## SUPPLIED MATERIAL
************

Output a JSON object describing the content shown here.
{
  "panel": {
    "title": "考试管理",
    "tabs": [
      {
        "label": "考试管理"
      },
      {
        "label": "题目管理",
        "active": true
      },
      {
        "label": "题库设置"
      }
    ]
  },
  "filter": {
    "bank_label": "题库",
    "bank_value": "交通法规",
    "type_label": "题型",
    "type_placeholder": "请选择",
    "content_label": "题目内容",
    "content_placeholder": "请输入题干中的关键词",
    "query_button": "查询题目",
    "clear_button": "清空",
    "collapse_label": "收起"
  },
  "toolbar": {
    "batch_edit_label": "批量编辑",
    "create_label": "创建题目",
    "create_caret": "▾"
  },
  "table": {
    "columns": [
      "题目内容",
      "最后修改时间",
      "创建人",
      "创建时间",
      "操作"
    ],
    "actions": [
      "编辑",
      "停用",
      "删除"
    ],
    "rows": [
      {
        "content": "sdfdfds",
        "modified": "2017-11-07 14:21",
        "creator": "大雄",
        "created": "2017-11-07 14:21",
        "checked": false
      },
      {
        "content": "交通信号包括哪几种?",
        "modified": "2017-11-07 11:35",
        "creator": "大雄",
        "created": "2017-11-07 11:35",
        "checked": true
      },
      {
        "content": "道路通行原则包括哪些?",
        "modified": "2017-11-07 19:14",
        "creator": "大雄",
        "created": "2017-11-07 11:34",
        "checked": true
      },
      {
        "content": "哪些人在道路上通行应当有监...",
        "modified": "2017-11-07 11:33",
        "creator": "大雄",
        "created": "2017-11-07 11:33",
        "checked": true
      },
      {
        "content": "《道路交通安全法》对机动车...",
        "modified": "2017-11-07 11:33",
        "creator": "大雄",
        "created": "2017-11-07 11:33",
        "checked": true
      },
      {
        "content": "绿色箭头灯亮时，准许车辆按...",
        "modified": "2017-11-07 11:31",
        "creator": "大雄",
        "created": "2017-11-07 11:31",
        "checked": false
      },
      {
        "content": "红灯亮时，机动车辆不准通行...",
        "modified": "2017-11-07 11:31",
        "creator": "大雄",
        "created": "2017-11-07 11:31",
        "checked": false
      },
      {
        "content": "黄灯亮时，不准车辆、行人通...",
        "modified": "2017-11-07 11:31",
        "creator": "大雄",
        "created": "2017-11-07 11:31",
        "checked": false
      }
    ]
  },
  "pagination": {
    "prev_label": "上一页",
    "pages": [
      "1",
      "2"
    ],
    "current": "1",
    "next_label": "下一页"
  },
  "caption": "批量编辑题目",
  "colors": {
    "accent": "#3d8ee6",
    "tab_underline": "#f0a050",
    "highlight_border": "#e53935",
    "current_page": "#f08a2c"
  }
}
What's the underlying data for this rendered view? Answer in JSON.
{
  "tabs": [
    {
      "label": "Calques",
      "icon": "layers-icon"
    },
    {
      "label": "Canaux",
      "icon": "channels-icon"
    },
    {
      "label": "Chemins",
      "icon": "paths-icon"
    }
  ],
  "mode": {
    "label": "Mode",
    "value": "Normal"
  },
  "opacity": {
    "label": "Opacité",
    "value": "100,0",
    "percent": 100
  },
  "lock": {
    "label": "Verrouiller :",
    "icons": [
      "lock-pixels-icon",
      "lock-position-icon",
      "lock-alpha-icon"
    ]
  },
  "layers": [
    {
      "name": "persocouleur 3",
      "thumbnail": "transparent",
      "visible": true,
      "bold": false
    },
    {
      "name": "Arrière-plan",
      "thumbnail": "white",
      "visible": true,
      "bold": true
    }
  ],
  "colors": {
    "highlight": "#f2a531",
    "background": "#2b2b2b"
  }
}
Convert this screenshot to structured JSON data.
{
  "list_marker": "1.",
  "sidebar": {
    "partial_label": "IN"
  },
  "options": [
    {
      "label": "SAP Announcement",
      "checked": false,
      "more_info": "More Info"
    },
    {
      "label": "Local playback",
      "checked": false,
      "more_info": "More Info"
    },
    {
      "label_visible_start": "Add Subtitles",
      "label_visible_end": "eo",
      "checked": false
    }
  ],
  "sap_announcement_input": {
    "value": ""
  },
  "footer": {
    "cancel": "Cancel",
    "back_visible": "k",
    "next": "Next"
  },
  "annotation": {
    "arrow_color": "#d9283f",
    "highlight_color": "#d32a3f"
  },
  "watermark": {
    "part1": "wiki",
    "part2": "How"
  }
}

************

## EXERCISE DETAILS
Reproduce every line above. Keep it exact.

## FINISHED EXERCISE
Output a JSON object describing the content shown here.
{
  "panel": {
    "title": "考试管理",
    "tabs": [
      {
        "label": "考试管理"
      },
      {
        "label": "题目管理",
        "active": true
      },
      {
        "label": "题库设置"
      }
    ]
  },
  "filter": {
    "bank_label": "题库",
    "bank_value": "交通法规",
    "type_label": "题型",
    "type_placeholder": "请选择",
    "content_label": "题目内容",
    "content_placeholder": "请输入题干中的关键词",
    "query_button": "查询题目",
    "clear_button": "清空",
    "collapse_label": "收起"
  },
  "toolbar": {
    "batch_edit_label": "批量编辑",
    "create_label": "创建题目",
    "create_caret": "▾"
  },
  "table": {
    "columns": [
      "题目内容",
      "最后修改时间",
      "创建人",
      "创建时间",
      "操作"
    ],
    "actions": [
      "编辑",
      "停用",
      "删除"
    ],
    "rows": [
      {
        "content": "sdfdfds",
        "modified": "2017-11-07 14:21",
        "creator": "大雄",
        "created": "2017-11-07 14:21",
        "checked": false
      },
      {
        "content": "交通信号包括哪几种?",
        "modified": "2017-11-07 11:35",
        "creator": "大雄",
        "created": "2017-11-07 11:35",
        "checked": true
      },
      {
        "content": "道路通行原则包括哪些?",
        "modified": "2017-11-07 19:14",
        "creator": "大雄",
        "created": "2017-11-07 11:34",
        "checked": true
      },
      {
        "content": "哪些人在道路上通行应当有监...",
        "modified": "2017-11-07 11:33",
        "creator": "大雄",
        "created": "2017-11-07 11:33",
        "checked": true
      },
      {
        "content": "《道路交通安全法》对机动车...",
        "modified": "2017-11-07 11:33",
        "creator": "大雄",
        "created": "2017-11-07 11:33",
        "checked": true
      },
      {
        "content": "绿色箭头灯亮时，准许车辆按...",
        "modified": "2017-11-07 11:31",
        "creator": "大雄",
        "created": "2017-11-07 11:31",
        "checked": false
      },
      {
        "content": "红灯亮时，机动车辆不准通行...",
        "modified": "2017-11-07 11:31",
        "creator": "大雄",
        "created": "2017-11-07 11:31",
        "checked": false
      },
      {
        "content": "黄灯亮时，不准车辆、行人通...",
        "modified": "2017-11-07 11:31",
        "creator": "大雄",
        "created": "2017-11-07 11:31",
        "checked": false
      }
    ]
  },
  "pagination": {
    "prev_label": "上一页",
    "pages": [
      "1",
      "2"
    ],
    "current": "1",
    "next_label": "下一页"
  },
  "caption": "批量编辑题目",
  "colors": {
    "accent": "#3d8ee6",
    "tab_underline": "#f0a050",
    "highlight_border": "#e53935",
    "current_page": "#f08a2c"
  }
}
What's the underlying data for this rendered view? Answer in JSON.
{
  "tabs": [
    {
      "label": "Calques",
      "icon": "layers-icon"
    },
    {
      "label": "Canaux",
      "icon": "channels-icon"
    },
    {
      "label": "Chemins",
      "icon": "paths-icon"
    }
  ],
  "mode": {
    "label": "Mode",
    "value": "Normal"
  },
  "opacity": {
    "label": "Opacité",
    "value": "100,0",
    "percent": 100
  },
  "lock": {
    "label": "Verrouiller :",
    "icons": [
      "lock-pixels-icon",
      "lock-position-icon",
      "lock-alpha-icon"
    ]
  },
  "layers": [
    {
      "name": "persocouleur 3",
      "thumbnail": "transparent",
      "visible": true,
      "bold": false
    },
    {
      "name": "Arrière-plan",
      "thumbnail": "white",
      "visible": true,
      "bold": true
    }
  ],
  "colors": {
    "highlight": "#f2a531",
    "background": "#2b2b2b"
  }
}
Convert this screenshot to structured JSON data.
{
  "list_marker": "1.",
  "sidebar": {
    "partial_label": "IN"
  },
  "options": [
    {
      "label": "SAP Announcement",
      "checked": false,
      "more_info": "More Info"
    },
    {
      "label": "Local playback",
      "checked": false,
      "more_info": "More Info"
    },
    {
      "label_visible_start": "Add Subtitles",
      "label_visible_end": "eo",
      "checked": false
    }
  ],
  "sap_announcement_input": {
    "value": ""
  },
  "footer": {
    "cancel": "Cancel",
    "back_visible": "k",
    "next": "Next"
  },
  "annotation": {
    "arrow_color": "#d9283f",
    "highlight_color": "#d32a3f"
  },
  "watermark": {
    "part1": "wiki",
    "part2": "How"
  }
}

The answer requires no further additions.